Republicans in Congress are calling for the corporate income tax rate to be reduced from 35 percent to 20 percent, claiming it will lead to job growth, higher wages and overall growth in GDP. Independent tax policy experts who have modeled the changes, however, project the vast majority of the benefits from a corporate tax reduction would be concentrated at the top of the corporate food chain. Jacob Leibenluft, Chye-Ching Huang, and Michael Leachman with the Center on Budget on Policy Priorities explain:
Estimates from the Congressional Budget Office, the Joint Committee on Taxation, non-political experts at the U.S. Treasury, and non-partisan experts like TPC [Tax Policy Center] all assess that roughly a quarter or less of corporate taxes fall on workers. As a result, workers would receive a quarter or fewer of the benefits of these corporate tax cuts. And even among the workers who do benefit, the gains are likely to be concentrated among high earners. Overall, more than a third of a corporate rate cut would flow to the top 1 percent of households, and 70 percent to the top fifth, TPC estimates. Likewise, a range of experts have concluded that the Administration’s estimates of large wage gains from a corporate tax cut are highly unrealistic.
Voting rights for parolees

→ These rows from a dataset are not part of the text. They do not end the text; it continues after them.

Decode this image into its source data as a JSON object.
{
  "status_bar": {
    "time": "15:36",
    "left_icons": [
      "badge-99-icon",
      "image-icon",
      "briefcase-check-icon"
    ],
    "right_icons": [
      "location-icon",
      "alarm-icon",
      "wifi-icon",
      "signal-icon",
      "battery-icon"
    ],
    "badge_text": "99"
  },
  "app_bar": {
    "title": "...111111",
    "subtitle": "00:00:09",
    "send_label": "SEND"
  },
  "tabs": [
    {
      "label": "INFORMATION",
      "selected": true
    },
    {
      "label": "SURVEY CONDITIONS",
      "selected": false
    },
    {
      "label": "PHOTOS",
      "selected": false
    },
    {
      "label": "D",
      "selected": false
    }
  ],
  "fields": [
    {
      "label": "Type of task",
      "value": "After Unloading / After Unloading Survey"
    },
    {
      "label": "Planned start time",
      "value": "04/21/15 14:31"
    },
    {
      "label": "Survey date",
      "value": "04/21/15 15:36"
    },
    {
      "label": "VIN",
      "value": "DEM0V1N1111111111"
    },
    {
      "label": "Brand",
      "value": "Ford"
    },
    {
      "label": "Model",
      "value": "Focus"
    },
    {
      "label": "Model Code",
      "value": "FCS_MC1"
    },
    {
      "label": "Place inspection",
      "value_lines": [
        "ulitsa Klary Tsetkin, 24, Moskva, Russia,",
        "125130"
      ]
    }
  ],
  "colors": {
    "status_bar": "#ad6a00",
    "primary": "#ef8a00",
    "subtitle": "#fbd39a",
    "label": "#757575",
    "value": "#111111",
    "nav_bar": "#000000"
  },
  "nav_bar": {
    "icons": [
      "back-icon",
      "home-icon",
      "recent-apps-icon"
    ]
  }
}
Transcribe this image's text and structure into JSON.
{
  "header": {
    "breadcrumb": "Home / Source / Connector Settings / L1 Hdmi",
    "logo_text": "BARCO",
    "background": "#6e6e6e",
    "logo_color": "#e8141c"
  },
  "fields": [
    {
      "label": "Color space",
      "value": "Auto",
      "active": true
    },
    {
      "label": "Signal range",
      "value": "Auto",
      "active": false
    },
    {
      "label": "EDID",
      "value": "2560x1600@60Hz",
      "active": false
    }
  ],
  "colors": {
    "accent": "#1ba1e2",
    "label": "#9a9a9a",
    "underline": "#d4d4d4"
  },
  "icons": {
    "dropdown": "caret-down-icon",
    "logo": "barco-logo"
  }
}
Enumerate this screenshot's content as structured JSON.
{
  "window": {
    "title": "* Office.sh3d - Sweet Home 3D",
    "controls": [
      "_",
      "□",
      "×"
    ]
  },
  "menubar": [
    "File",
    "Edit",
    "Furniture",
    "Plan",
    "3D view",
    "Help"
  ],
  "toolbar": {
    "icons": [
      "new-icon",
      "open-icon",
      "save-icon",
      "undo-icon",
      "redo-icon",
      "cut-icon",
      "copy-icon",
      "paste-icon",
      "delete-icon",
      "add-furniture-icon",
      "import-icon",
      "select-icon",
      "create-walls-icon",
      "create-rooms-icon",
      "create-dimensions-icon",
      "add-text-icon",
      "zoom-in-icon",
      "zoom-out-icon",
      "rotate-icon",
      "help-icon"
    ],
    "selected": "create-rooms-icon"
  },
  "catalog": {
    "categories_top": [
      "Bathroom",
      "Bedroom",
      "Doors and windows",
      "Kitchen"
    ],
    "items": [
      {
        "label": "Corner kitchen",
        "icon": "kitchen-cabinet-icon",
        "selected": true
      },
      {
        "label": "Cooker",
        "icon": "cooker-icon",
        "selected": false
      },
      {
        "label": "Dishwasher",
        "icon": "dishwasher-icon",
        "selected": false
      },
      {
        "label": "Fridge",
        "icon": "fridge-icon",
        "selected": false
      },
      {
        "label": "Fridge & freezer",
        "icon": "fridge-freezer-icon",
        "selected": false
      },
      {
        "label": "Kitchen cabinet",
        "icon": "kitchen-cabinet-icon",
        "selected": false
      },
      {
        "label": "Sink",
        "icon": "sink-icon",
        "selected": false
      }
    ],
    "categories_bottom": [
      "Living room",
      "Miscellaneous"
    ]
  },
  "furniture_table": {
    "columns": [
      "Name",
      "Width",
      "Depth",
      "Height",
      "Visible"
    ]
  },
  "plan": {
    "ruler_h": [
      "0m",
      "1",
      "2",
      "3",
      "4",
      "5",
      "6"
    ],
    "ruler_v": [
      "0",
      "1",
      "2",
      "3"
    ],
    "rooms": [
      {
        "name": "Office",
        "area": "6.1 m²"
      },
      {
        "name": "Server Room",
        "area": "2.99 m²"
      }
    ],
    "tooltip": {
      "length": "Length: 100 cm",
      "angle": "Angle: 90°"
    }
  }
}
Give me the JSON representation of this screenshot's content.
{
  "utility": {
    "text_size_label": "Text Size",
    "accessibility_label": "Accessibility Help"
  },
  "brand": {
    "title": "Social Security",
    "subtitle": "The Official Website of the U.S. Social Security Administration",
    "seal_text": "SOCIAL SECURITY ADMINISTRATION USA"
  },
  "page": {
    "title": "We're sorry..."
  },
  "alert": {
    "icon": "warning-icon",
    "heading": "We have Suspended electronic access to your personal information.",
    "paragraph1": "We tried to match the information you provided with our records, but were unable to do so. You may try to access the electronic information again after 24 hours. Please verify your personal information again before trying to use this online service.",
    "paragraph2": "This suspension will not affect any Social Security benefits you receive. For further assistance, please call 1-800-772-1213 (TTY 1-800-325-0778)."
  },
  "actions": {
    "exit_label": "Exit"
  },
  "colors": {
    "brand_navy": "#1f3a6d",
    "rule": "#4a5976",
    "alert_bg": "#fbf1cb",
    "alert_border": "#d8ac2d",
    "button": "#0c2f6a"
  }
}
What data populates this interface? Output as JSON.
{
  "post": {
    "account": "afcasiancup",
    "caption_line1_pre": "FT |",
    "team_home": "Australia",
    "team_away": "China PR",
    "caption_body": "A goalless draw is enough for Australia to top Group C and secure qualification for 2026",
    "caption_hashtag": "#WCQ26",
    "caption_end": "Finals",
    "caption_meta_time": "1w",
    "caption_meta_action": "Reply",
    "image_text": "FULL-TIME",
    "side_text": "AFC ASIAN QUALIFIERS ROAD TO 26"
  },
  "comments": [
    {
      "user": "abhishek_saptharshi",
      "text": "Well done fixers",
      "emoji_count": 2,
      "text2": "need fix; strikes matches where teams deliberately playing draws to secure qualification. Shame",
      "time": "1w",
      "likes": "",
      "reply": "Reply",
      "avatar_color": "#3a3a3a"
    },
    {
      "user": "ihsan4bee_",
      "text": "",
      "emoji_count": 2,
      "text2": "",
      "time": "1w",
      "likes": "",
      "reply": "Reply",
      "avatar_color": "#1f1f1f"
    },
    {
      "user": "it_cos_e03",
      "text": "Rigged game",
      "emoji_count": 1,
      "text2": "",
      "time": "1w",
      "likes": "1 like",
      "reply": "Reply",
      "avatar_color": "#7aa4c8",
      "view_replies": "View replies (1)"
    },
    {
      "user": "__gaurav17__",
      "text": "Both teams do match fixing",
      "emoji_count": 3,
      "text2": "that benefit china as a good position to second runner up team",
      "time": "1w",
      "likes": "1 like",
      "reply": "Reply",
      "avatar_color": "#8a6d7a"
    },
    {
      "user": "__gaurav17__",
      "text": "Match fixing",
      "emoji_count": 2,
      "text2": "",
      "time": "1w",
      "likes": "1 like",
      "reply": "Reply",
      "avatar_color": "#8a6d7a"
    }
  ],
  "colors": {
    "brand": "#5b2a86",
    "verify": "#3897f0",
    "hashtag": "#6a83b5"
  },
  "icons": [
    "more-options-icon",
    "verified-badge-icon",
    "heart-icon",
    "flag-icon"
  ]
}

Louisiana constitution states that a person cannot exercise their right to vote “while under an order of imprisonment for conviction of a felony.” The state has interpreted that provision to also apply to felons who are on parole or probation after being released. The New Orleans-based group Voice of the Ex-Offender has teamed up with national civil rights organization, the Advancement Project, on a legal challenge to that interpretation. Marie Simoneau with Nola.com/The Times-Picayune has the story:
Denise Lieberman, the Advancement Project lead attorney for this case, said Louisiana’s constitution contains “explicit provisions” to restore voting rights after release from incarceration. Lieberman said when the law was passed in 1974, the voters did not intend to erase the rights of felons, but suspend them while they are physically incarcerated. “It is clear from the language in the state’s constitution that voting is a fundamental right in Louisiana,” Lieberman said. “We are asking for that language to be restored.” [Secretary of State Tom] Schedler also argues in his opening brief that the state, “has compelling interest in protecting the integrity of the voter registration roll,” and the current law is important in doing so.
ACA sabotage continues
Today is the first day of open enrollment in the ACA’s health insurance marketplaces, a period during which consumers can shop for and enroll in plans that they know will cover the “essential health benefits” or EHBs. The EHBs are a set of 10 basic health services ranging from maternity care to prescription drugs to mental health services. A new federal rule proposed by the Center for Medicare & Medicaid Services would allow states to make substantial changes to the EHB requirements for health plans sold in their state. Paige Winfield Cunningham for The Washington Post:
A humongous, 365-page rule proposed late last week by the Centers for Medicare and Medicaid Services is the agency’s biggest attempt to put a conservative stamp on the Affordable Care Act by rewriting its rules in a way that gives insurers and states as much leeway as possible from the law’s mandates. The proposed rule, which suggests an array of changes to how the individual and small-business marketplaces are run, most notably gives states wide latitude in carrying out the ACA’s “essential health benefits” — 10 categories of care that individual market insurers must cover to ensure consumers can access a full range of benefits.
Number of the Day
$262 million – Amount the state expects to save over the next decade due to the 2017 criminal justice reform package. Seventy percent of the savings will be reinvested into programs and services that help reduce the chances a person will return to prison. (Source: Louisiana Department of Corrections)